The latest update on gross domestic product should show a 3% gain from the 2.4% increase previously reported, due to sizable upward revisions in consumption spending and net exports during the quarter, says MMS. The revised data should provide significant support to forecasts of 5% GDP growth in the third and fourth quarter.
In company news Wednesday, H&R Block (HRB
) said it showed a profit in the most recent quarter, vs. a loss in the same period last year. Low interest rates kept its mortgage operations strong.
Retailers reported positive outlooks. Department store chain Sears (S
) said Tuesday that August sales at stores open at least a year would be higher than expected.
Deep discount retailer Dollar Tree Stores (DLTR
) raised its sales and earnings guidance after the market close Tuesday.
In tech news, Semtech (SMTC
), maker of analog and mixed-signal
semiconductors, reported a fall in quarterly sales and income after a debt-related charge.
After Wednesday's close, investors will view earnings updates from retailers Chico's FAS (CHS
) and Michaels Stores (MIK
), as well as chipmaker LTX Corp. (LTXX
Treasuries finished lower in price Wednesday. The market focused primarily on cheapening up the 2-year note ahead of the $25 billion auction. Even after that effort, the results were pretty tepid and the market remained soft. Thin conditions hampered the sale, says MMS. Also restraining trading volumes were the looming Wyoming speech by Greenspan on Friday, month-end and the long weekend.

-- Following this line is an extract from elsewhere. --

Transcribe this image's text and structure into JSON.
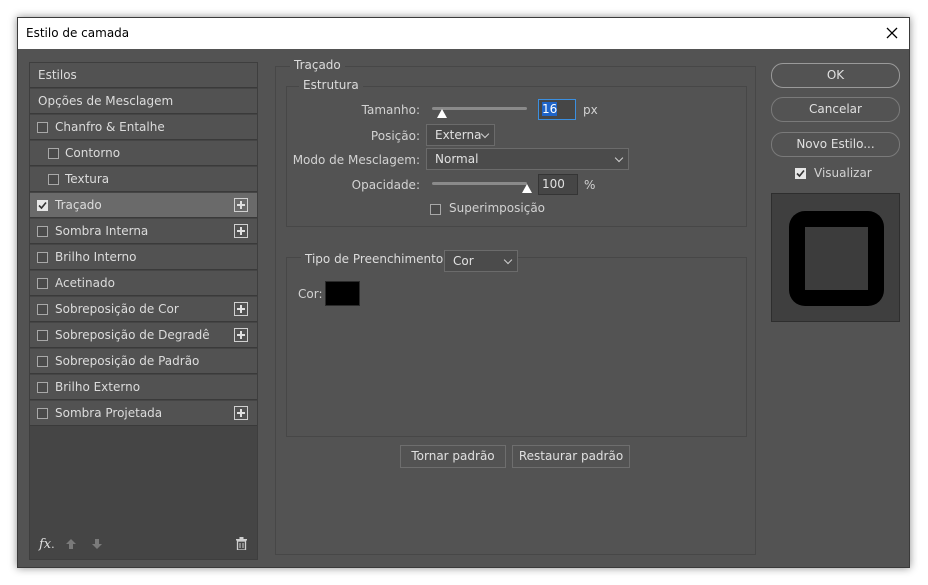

MMS also notes that "upside risks to the 2003 economy since the Fed shifted the market's focus toward deflation and alternative easing strategies" have risen considerably. This creates "huge upside risk to real GDP growth beyond our current 5% estimates for the third and fourth quarter."
The International Monetary Fund's World Economic Outlook will reportedly include criticism of the U.S. for being too optimistic on plans for state spending and revenues and lacking a budget consolidation plan.
European bourses finished up on strength in tech issues. London's Financial Times-Stock Exchange 100 index finished up 29.00 points, or 0.69%, at 4,206.40, amid strength in bank stocks. In Paris, the CAC 40 ended higher by 23.33 points, or 0.72% at 3,280.02. Germany's DAX index rose 27.60 points, or 0.80%, at 3,483.08.
Asian markets stumbled on profit-taking toward the end of the session, but strength in finanical stocks and retailers helped limit losses in Japan. The Nikkei 225 index lost 23.58 points, or 0.23%, to finish at 10,308.99. In Hong Kong, the Hang Seng index fell 75.38 points, or 0.70%, to close at 10,678.55.